For example: in Romans 5:12-21 Jesus is called the Last Adam meaning He is the image of God who obeyed where the first Adam failed, and by the obedience of the Last Adam we have life, and triumph over the death that spread to all men through the disobedience of the first Adam. 1 Peter 3:20-21 reveals that as Noah’s ark provided safety and shelter from the wrath of God, so too in Jesus the Church is safe from final punishing judgment from God. Jesus is the descendant of Abraham in Galatians 3:16 who blesses all nations on the earth. Romans 8:32 shows Jesus to be the Son, not spared as Abraham was permitted to spare Isaac, but sacrificed as the Lamb of God whose death spares others. Matthew 4 reveals Jesus is the true Israel of God, who was obedient in the wilderness where the first Israel was not. 1 Cor. 5:7 presents Jesus as our Passover Lamb who covers the Church with His blood so death passes over us as the blood of the lamb covered Israel in Egypt and passed over them!
There is always a heightening isn’t there? God will not merely repeat the deeds of the past, He will do greater things, climatically greater: a new creation, a second exodus, a new covenant, a new people, all brought into being by a new and greater Prophet. Is this not crystal clear?
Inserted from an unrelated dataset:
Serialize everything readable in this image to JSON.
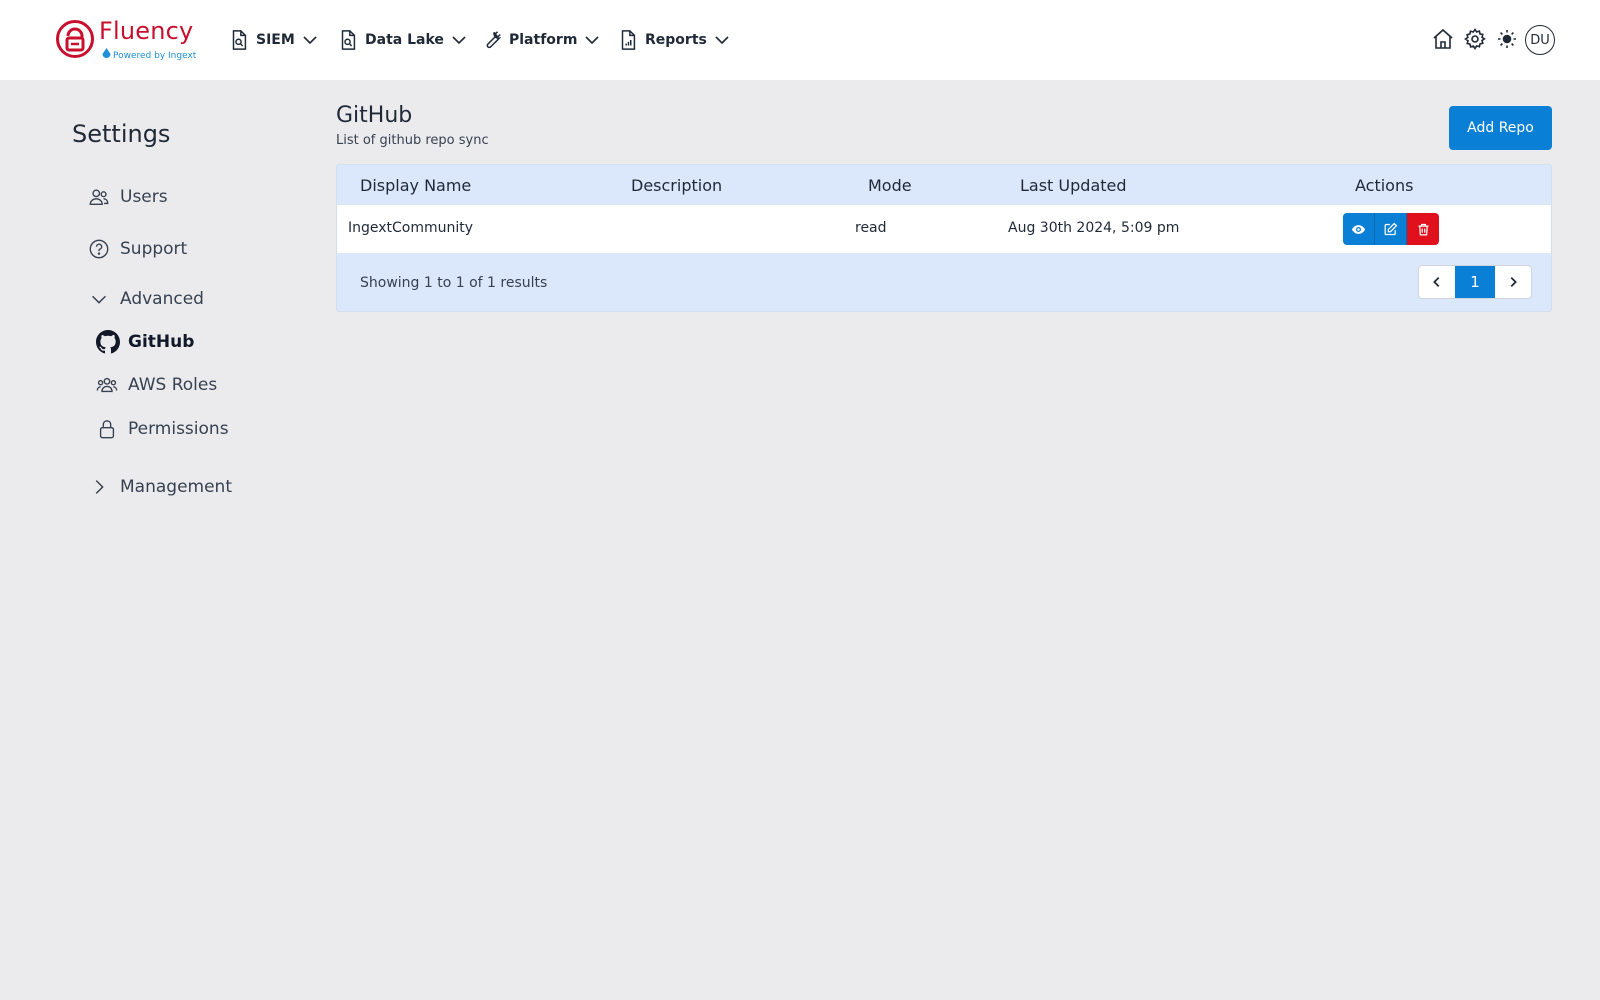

The unresolved tensions within the Old Testament cry out for resolution in the coming of the Lord and the coming of a Servant unstained by the infidelities that had always polluted Israel and her leaders.
This is all over the Bible, praise God for that!